[Date Prev][Date Next] [Thread Prev][Thread Next] [Date Index] [Thread Index]

Sarge review on Newsforge


so, let's start collecting Sarge reviews here, unless somebody thinks
-project is better suited for other things.

Bruce Byfield has written a review on Newsforge:


"As the first Debian release to use the new installer, version 3.1,
a.k.a. Sarge, goes a long way to detonating the myth that Debian is hard
to install. Moreover, because it includes -- for the most part --
up-to-the-moment software while conforming to strict free software
guidelines and offering better than average security, 3.1 is easily the
most accessible version of Debian ever released."

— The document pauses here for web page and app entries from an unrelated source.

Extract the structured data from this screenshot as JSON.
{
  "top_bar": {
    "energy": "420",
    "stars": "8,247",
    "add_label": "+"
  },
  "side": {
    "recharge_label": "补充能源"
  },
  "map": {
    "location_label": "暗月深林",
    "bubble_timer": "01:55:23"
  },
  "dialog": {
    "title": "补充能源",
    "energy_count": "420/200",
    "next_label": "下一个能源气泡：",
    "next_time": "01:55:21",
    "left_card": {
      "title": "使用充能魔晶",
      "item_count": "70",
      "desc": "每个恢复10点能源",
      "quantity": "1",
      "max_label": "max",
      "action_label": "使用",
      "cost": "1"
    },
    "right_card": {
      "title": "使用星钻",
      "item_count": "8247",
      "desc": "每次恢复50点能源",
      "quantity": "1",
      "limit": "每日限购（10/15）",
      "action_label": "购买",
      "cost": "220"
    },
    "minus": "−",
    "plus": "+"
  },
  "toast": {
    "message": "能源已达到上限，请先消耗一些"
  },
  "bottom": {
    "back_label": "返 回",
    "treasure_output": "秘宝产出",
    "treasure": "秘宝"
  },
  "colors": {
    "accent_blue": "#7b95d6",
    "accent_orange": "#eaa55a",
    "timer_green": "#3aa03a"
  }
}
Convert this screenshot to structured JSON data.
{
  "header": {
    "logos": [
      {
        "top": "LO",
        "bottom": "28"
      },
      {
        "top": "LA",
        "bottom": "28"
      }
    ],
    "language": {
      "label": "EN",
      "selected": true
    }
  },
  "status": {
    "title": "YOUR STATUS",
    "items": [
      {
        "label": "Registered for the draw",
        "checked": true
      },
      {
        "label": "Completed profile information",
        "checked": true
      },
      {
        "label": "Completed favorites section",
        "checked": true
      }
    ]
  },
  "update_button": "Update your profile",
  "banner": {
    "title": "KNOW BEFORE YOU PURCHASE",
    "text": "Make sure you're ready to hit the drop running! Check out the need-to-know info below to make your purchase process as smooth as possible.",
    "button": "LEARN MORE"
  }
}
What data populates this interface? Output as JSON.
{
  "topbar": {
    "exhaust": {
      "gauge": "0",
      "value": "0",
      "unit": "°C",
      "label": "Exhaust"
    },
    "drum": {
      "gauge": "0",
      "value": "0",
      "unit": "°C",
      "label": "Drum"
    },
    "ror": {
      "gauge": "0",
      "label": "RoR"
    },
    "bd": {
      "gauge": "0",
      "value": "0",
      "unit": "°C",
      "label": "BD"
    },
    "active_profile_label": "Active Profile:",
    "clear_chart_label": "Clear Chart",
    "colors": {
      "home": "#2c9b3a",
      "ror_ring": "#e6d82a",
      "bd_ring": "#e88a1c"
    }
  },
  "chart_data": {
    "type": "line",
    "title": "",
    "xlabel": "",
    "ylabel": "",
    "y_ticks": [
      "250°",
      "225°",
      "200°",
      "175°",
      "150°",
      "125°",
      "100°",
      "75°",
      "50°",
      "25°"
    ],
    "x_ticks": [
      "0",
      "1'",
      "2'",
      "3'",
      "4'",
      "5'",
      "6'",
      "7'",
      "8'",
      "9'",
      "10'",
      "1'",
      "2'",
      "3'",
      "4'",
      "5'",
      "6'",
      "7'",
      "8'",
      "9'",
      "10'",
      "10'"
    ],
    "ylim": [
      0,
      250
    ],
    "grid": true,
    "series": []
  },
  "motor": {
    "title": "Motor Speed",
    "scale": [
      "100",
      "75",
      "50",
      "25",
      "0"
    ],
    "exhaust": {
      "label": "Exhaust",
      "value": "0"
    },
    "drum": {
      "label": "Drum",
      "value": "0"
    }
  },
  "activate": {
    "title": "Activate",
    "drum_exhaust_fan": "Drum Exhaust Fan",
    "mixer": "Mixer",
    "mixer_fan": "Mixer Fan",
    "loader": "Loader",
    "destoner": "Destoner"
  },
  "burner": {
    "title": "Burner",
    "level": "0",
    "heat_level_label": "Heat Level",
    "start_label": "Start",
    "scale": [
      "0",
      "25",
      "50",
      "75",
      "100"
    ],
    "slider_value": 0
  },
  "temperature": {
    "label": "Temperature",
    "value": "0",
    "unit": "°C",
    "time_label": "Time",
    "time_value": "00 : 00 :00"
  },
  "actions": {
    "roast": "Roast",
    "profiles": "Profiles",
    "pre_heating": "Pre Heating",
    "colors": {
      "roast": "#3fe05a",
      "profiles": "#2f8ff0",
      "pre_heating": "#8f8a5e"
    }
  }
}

After a quick glance, the review seems quite well written (especially
praising d-i and the installation manual), there are few things to
quibble about, but the major point he did not catch is that you can
install Linux-2.6 optionally:

"Second, Debian 3.1 uses the 2.4.27 kernel, rather than a more recent
2.6 version. While no doubt disappointing to many, this conservative
kernel choice is in keeping with the stable distribution's emphasis on
reliability. The 2.4.27 kernel is at the end of a line of development
and is therefore likely to be more thoroughly debugged than the rapidly
evolving 2.6 line. Although the choice may sacrifice some speed, users
not caught up in the arms race of version numbers will probably never
notice the difference. For those who do, Debian's kernel compilation
method offers a quick solution."

His conclusion:

"To say that Debian is no longer just for geeks would be an
exaggeration. All the same, if version 3.1 is any indication, that's the
way the distribution is heading.

True, it's still not a distribution to give a newcomer. Defects such as
the lack of video card testing during installation or of an utomatically
installed firewall still assume a knowledgeable, hands-on user who can
readily overcome them.

But neither is it a distribution that should baffle any except the most
inexperienced. If you've been down the install path a couple of times
and always wanted to try Debian, there's never been a better time.
Combining ease of use, security-consciousness, and a strict adherence to
principle with a mostly current selection of well-tested software, in
many ways Debian 3.1 is free software at its best."



Michael Banck
Debian Developer

Reply to: